But Hines isn’t done yet. Since then, he has overseen the restoration of the Ouimet era style home to showcase during the Open Championship. Hines, who has done millions of square feet of deals in his real job, is doing so pro bono.
“Of all the deals I’ve made over the past 50 years, this one is by far one of the top 5 most important. And it’s not about the money,” he said. “Could you pay me enough to do this. This is strictly for keeping the golf home.”
The tale of bowel rehabilitation will be familiar to homeowners who have carried out work in their homes full of supply chain delays and hidden structural flaws that have added to the cost and delayed completion.
Two weeks to remove the finish applied and re-applied over more than a century from the staircase. Making contingency plans for window air conditioners, hoping the actual HVAC system will be delivered on time.
The original wide wood floors were in such poor condition that the contractor offered to rip them out and replace them.
“I said, ‘No, no. No you do not know. We’re not going to break the floor in Francis Huime’s bedroom,” Hynes said.
Instead, the boards were carefully removed, sent to be nailed, cleaned, planed and re-toned and grooved, and then replaced.
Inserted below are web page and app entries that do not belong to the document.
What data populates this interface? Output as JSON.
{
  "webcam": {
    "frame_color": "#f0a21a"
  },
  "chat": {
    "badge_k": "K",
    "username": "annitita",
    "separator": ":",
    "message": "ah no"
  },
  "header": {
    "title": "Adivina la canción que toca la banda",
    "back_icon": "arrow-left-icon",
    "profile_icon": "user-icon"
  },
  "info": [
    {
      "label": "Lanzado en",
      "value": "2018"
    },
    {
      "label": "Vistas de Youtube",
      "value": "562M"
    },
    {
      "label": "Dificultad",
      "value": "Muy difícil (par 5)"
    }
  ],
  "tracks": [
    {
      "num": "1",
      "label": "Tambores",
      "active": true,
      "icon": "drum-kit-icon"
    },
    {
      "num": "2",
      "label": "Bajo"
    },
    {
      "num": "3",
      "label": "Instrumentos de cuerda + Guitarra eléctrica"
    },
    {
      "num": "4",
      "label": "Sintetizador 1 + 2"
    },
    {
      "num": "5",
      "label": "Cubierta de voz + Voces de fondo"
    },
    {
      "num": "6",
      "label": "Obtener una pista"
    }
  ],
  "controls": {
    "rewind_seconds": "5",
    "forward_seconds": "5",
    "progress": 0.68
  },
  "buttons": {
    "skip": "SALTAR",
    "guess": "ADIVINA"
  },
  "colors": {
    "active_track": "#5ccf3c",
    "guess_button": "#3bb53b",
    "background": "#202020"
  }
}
Last week they were sanded and painted with tongue oil.
Hines declined to say how much was spent on the project in total.
“I prefer not to do it now because even the LLC partners don’t know how much we have already spent,” he said with a laugh. “I’d better break the news to them gently.
But there were also more pleasant surprises.
When the workers dismantled the shelf in the attic, they found two golf clubs – judging by the era, they are believed to have belonged to Ouimet. They may have been worn by 10-year-old caddy Eddie Lowry when Ouimet beat the famous British pros in a clash that spawned a golf boom in the New World.
“That’s what’s so great about golf, it’s the history, the traditions and those stories,” said Ireland’s Rory McIlroy, who counts the 2011 US Open as one of his four major championships. “The fact that he grew up here near the 17th hole and we are still talking about it to this day, over 100 years later. That is so cool. That’s the great thing about this sport.”
The project did make some concessions to modern life.
The kitchen is equipped with stainless steel appliances. The doors were widened to comply with the Americans with Disabilities Act. Sprinkler system installed. The screen door on the front porch, painted green, like much of the Country Club trim itself, features two crossed gold golf clubs carved into its frame.
New cedar siding to replace vinyl siding – that will have to wait until stage 2, along with energy efficient windows to match the original style.
In the weeks leading up to the US Open, workers rushed to tear down the unsightly fence, while Hines himself planted shrubs and flowers to give the property some oomph. The furniture has been delivered, the paint is drying, and a portrait of Huime and golf clubs, believed to be his, are hung on the walls.
Hines, who hosted the player in his own home at the 1988 US Open – the last time the tournament was hosted at The Country Club – said he hopes to show Ouime’s house this week to golfers and anyone interested in the history of the sport. .
What if they need a place to sleep?
“If someone showed up and wanted to rent this place,” he said, “we would be in the know.”